The one area where those questions have most prominently disappeared for the Gophers is between the pipes. Senior Kent Patterson entered the season with no collegiate shutouts to his credit, and heads into the Veterans' Day showdown with Wisconsin already owning a share of the school's single-season shutout record, having posted a zero on the other team's side of the scoreboard five times in his first nine starts. The quintet of blankings ties him with Robb Stauber, who was a Dinkytown freshman a quarter-century ago, and who, as a sophomore, became the first goalie to win the Hobey Baker Award, as the nation's top player.
Stauber came within an overtime goal of winning a NCAA title for the Gophers in 1989, and despite the fact that later both Adam Hauser and Travis Weber backstopped Minnesota to national titles - in 2002 and 2003, respectively - Stauber is still forever the measuring stick at a school known more for its recent run of NHL-caliber defensemen (Keith Ballard, Jordan Leopold, Erik Johnson, Paul Martin, etc.) than for world-class goalies.

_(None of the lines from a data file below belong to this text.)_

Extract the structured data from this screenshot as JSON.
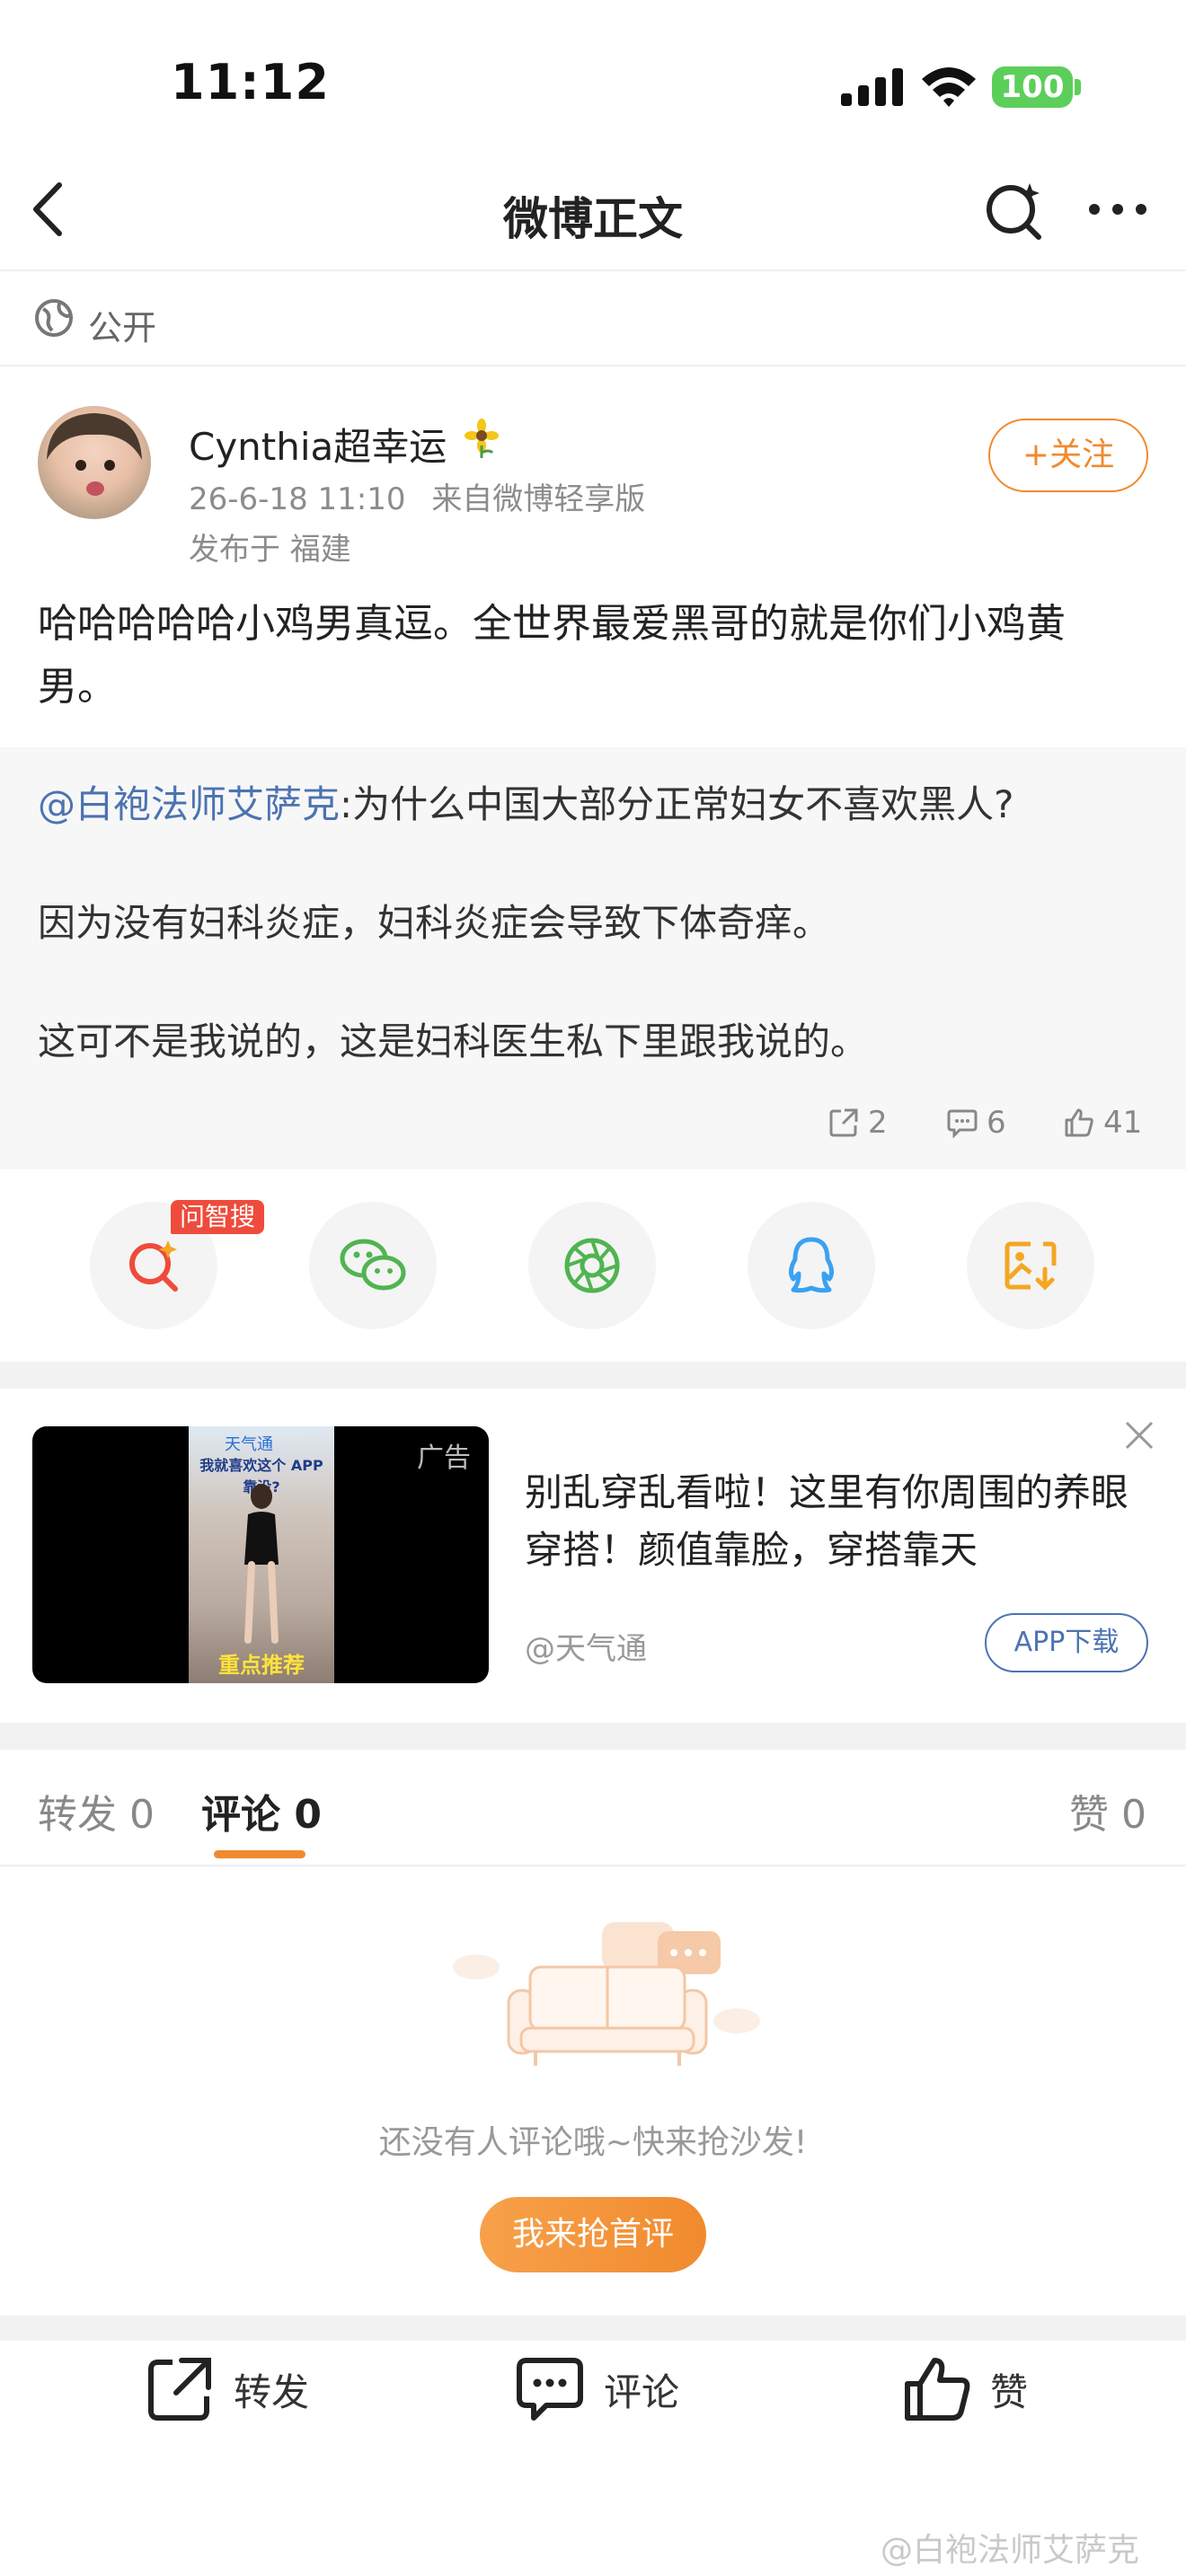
{
  "status_bar": {
    "time": "11:12",
    "battery": "100"
  },
  "nav": {
    "title": "微博正文"
  },
  "visibility": {
    "label": "公开"
  },
  "post": {
    "username": "Cynthia超幸运",
    "timestamp": "26-6-18 11:10",
    "source": "来自微博轻享版",
    "location": "发布于 福建",
    "follow_label": "+关注",
    "text": "哈哈哈哈哈小鸡男真逗。全世界最爱黑哥的就是你们小鸡黄男。"
  },
  "repost": {
    "mention": "@白袍法师艾萨克",
    "line1_rest": ":为什么中国大部分正常妇女不喜欢黑人?",
    "line2": "因为没有妇科炎症，妇科炎症会导致下体奇痒。",
    "line3": "这可不是我说的，这是妇科医生私下里跟我说的。",
    "shares": "2",
    "comments": "6",
    "likes": "41"
  },
  "share_row": {
    "badge": "问智搜"
  },
  "ad": {
    "tag": "广告",
    "text": "别乱穿乱看啦！这里有你周围的养眼穿搭！颜值靠脸，穿搭靠天",
    "source": "@天气通",
    "download_label": "APP下载",
    "banner_top": "天气通",
    "banner_headline": "我就喜欢这个 APP 靠没?",
    "banner_bottom": "重点推荐"
  },
  "tabs": {
    "repost": "转发 0",
    "comment": "评论 0",
    "like": "赞 0"
  },
  "empty_state": {
    "text": "还没有人评论哦~快来抢沙发!",
    "button": "我来抢首评"
  },
  "bottom_bar": {
    "repost": "转发",
    "comment": "评论",
    "like": "赞"
  },
  "watermark": "@白袍法师艾萨克",
  "colors": {
    "accent": "#f18a2e",
    "link": "#4c73b1",
    "battery": "#5ccf5a"
  }
}
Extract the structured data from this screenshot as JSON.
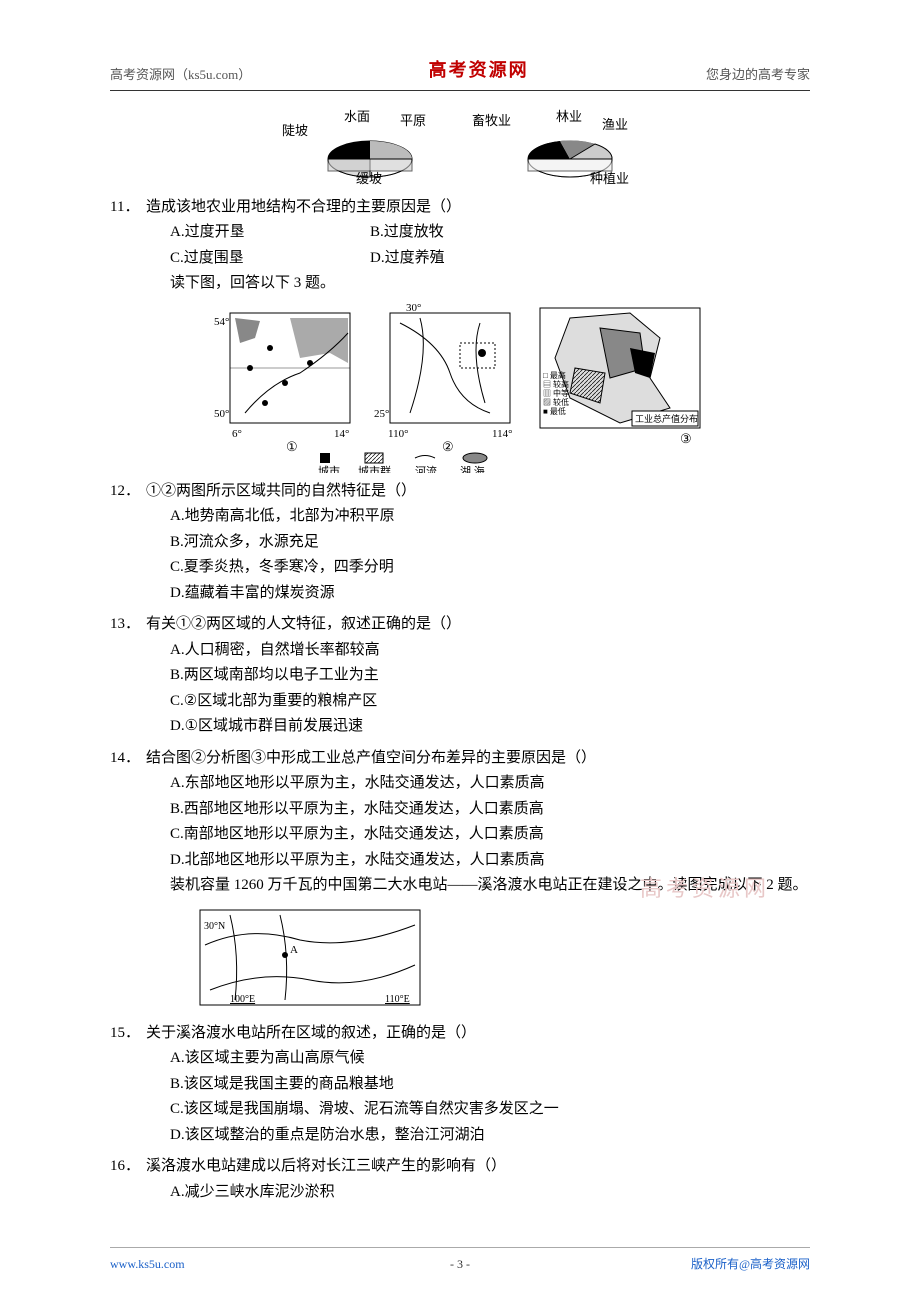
{
  "header": {
    "left": "高考资源网（ks5u.com）",
    "center": "高考资源网",
    "right": "您身边的高考专家"
  },
  "pie1": {
    "labels": {
      "l1": "陡坡",
      "l2": "水面",
      "l3": "平原",
      "l4": "缓坡"
    }
  },
  "pie2": {
    "labels": {
      "l1": "畜牧业",
      "l2": "林业",
      "l3": "渔业",
      "l4": "种植业"
    }
  },
  "q11": {
    "num": "11．",
    "text": "造成该地农业用地结构不合理的主要原因是（）",
    "a": "A.过度开垦",
    "b": "B.过度放牧",
    "c": "C.过度围垦",
    "d": "D.过度养殖"
  },
  "intro12": "读下图，回答以下 3 题。",
  "maps": {
    "m1": {
      "top": "54°",
      "bot": "50°",
      "left": "6°",
      "right": "14°",
      "circ": "①"
    },
    "m2": {
      "top": "30°",
      "bot": "25°",
      "left": "110°",
      "right": "114°",
      "circ": "②"
    },
    "m3": {
      "legend1": "□ 最高",
      "legend2": "▤ 较高",
      "legend3": "▥ 中等",
      "legend4": "▨ 较低",
      "legend5": "■ 最低",
      "title": "工业总产值分布",
      "circ": "③"
    },
    "legend_row": {
      "a": "城市",
      "b": "城市群",
      "c": "河流",
      "d": "湖,海"
    }
  },
  "q12": {
    "num": "12．",
    "text": "①②两图所示区域共同的自然特征是（）",
    "a": "A.地势南高北低，北部为冲积平原",
    "b": "B.河流众多，水源充足",
    "c": "C.夏季炎热，冬季寒冷，四季分明",
    "d": "D.蕴藏着丰富的煤炭资源"
  },
  "q13": {
    "num": "13．",
    "text": "有关①②两区域的人文特征，叙述正确的是（）",
    "a": "A.人口稠密，自然增长率都较高",
    "b": "B.两区域南部均以电子工业为主",
    "c": "C.②区域北部为重要的粮棉产区",
    "d": "D.①区域城市群目前发展迅速"
  },
  "q14": {
    "num": "14．",
    "text": "结合图②分析图③中形成工业总产值空间分布差异的主要原因是（）",
    "a": "A.东部地区地形以平原为主，水陆交通发达，人口素质高",
    "b": "B.西部地区地形以平原为主，水陆交通发达，人口素质高",
    "c": "C.南部地区地形以平原为主，水陆交通发达，人口素质高",
    "d": "D.北部地区地形以平原为主，水陆交通发达，人口素质高"
  },
  "intro15": "装机容量 1260 万千瓦的中国第二大水电站——溪洛渡水电站正在建设之中。读图完成以下 2 题。",
  "map15": {
    "lat": "30°N",
    "lonL": "100°E",
    "lonR": "110°E",
    "marker": "A"
  },
  "q15": {
    "num": "15．",
    "text": "关于溪洛渡水电站所在区域的叙述，正确的是（）",
    "a": "A.该区域主要为高山高原气候",
    "b": "B.该区域是我国主要的商品粮基地",
    "c": "C.该区域是我国崩塌、滑坡、泥石流等自然灾害多发区之一",
    "d": "D.该区域整治的重点是防治水患，整治江河湖泊"
  },
  "q16": {
    "num": "16．",
    "text": "溪洛渡水电站建成以后将对长江三峡产生的影响有（）",
    "a": "A.减少三峡水库泥沙淤积"
  },
  "watermark": "高考资源网",
  "footer": {
    "left": "www.ks5u.com",
    "center": "- 3 -",
    "right": "版权所有@高考资源网"
  }
}
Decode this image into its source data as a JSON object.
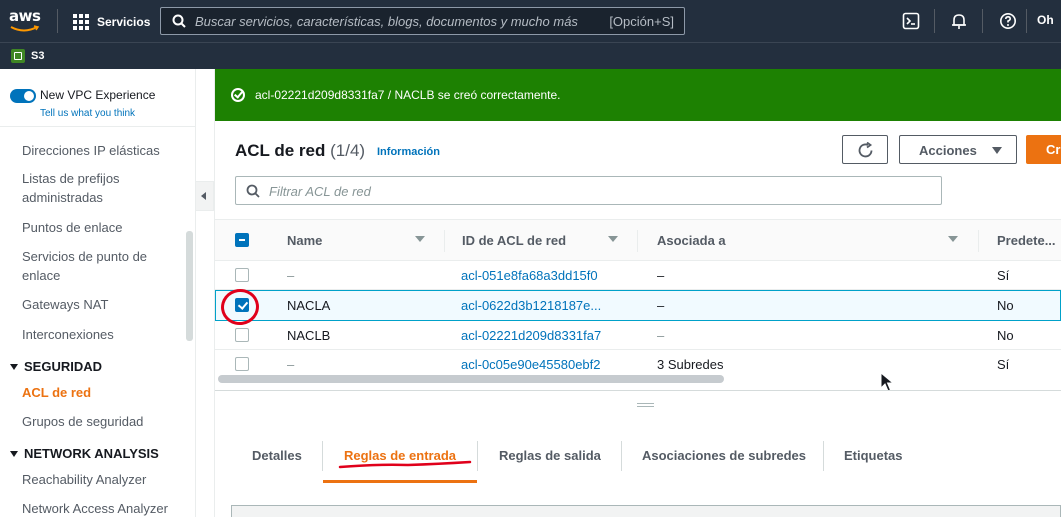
{
  "topnav": {
    "logo_text": "aws",
    "services_label": "Servicios",
    "search_placeholder": "Buscar servicios, características, blogs, documentos y mucho más",
    "search_shortcut": "[Opción+S]",
    "right_text": "Oh"
  },
  "subnav": {
    "service_label": "S3"
  },
  "sidebar": {
    "vpc_toggle_label": "New VPC Experience",
    "vpc_link": "Tell us what you think",
    "items": [
      {
        "label": "Direcciones IP elásticas"
      },
      {
        "label": "Listas de prefijos administradas"
      },
      {
        "label": "Puntos de enlace"
      },
      {
        "label": "Servicios de punto de enlace"
      },
      {
        "label": "Gateways NAT"
      },
      {
        "label": "Interconexiones"
      }
    ],
    "section_security": "SEGURIDAD",
    "security_items": [
      {
        "label": "ACL de red",
        "active": true
      },
      {
        "label": "Grupos de seguridad"
      }
    ],
    "section_network": "NETWORK ANALYSIS",
    "network_items": [
      {
        "label": "Reachability Analyzer"
      },
      {
        "label": "Network Access Analyzer"
      }
    ]
  },
  "flash": {
    "message": "acl-02221d209d8331fa7 / NACLB se creó correctamente."
  },
  "header": {
    "title": "ACL de red",
    "count": "(1/4)",
    "info_link": "Información",
    "actions_label": "Acciones",
    "create_label": "Crear ACL de red"
  },
  "filter": {
    "placeholder": "Filtrar ACL de red"
  },
  "table": {
    "columns": [
      "Name",
      "ID de ACL de red",
      "Asociada a",
      "Predete..."
    ],
    "rows": [
      {
        "name": "–",
        "id": "acl-051e8fa68a3dd15f0",
        "associated": "–",
        "default": "Sí",
        "selected": false
      },
      {
        "name": "NACLA",
        "id": "acl-0622d3b1218187e...",
        "associated": "–",
        "default": "No",
        "selected": true
      },
      {
        "name": "NACLB",
        "id": "acl-02221d209d8331fa7",
        "associated": "–",
        "default": "No",
        "selected": false
      },
      {
        "name": "–",
        "id": "acl-0c05e90e45580ebf2",
        "associated": "3 Subredes",
        "default": "Sí",
        "selected": false
      }
    ]
  },
  "tabs": {
    "items": [
      "Detalles",
      "Reglas de entrada",
      "Reglas de salida",
      "Asociaciones de subredes",
      "Etiquetas"
    ],
    "active": "Reglas de entrada"
  },
  "colors": {
    "nav_bg": "#232f3e",
    "accent": "#ec7211",
    "link": "#0073bb",
    "success": "#1d8102",
    "annotation": "#e0001b"
  }
}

That honor generally resided four hours to the southeast, in Madison, where for 30 years Wisconsin was the goalie factory around these parts. Under the tutelage of legendary goalie coach Bill Howard, the Badgers sent the likes of Marc Behrend, Curtis Joseph, Jim Carey, and Brian Elliott to the NHL, and had a dozen or so others win All-American and All-WCHA honors while learning and playing for Howard in his legendary system.
Then, a few years ago, not long after Elliott backstopped Wisconsin's most recent NCAA title in 2006, Badgers head coach Mike Eaves had a parting of the ways with Howard, and the run of goalie dominance in Madison looks to be at an end. A pair of freshman goalies have split time as Wisconsin has compiled a 4-5-1 record thus far, meaning a turning of the tables in this rivalry this weekend, as it's the Badgers, not the Gophers, scrambling to find a way past a dominant goaltender in the other net.
In the case of Patterson, that may be a bigger challenge than one would expect. Gophers goalie coach Justin Johnson said the secret to Patterson's success thus far is a powerful and creative game that allows him to cover lots of territory in a short time. But Johnson said that also added to the mix is the fact that Patterson can see the same shot five times and stop it five different ways, making it exceedingly difficult for opponents to scout him and predict what he will do versus live fire.
In addition to stopping the puck, what Patterson is doing something that might not be seen so clearly beyond the Minnesota locker room, giving the young defensive corps a boost in confidence and allow them to do more offensively.
"It allows us to jump in the play more, knowing that we have a player back there of his caliber," said sophomore defenseman Nate Schmidt. "It's fun to have that ease. You can allow yourself to play more aggressive and get up into the play, force teams to take bad shots or try to beat you one-on-one because you know Kent is back there."
Lucia said that he wanted to see even more from his defensemen as far as jumping in the play, and added that they'd continue to develop that aggression.
"They're more stay-at-home defensemen and we actually would like a fourth guy to get involved in the play more," Lucia said. "That's something we're going to work on."
For Patterson, the work is relatively simple, having set a tone where he's seeing the puck well, talking to his teammates to help direct the play, and rarely, if ever, allowing an opponent's shot to cross the goal line. The one person he hasn't talked to, yet, is Stauber.
"He was one of my role models and mentors growing up," Patterson said. "I haven't talked to him lately, but hopefully I'll get to talk to him soon."
The next time they speak, if current trends hold, it will be via a call from the Gophers goaltending legend to congratulate the newbie on sole possession of the school's season shutout record.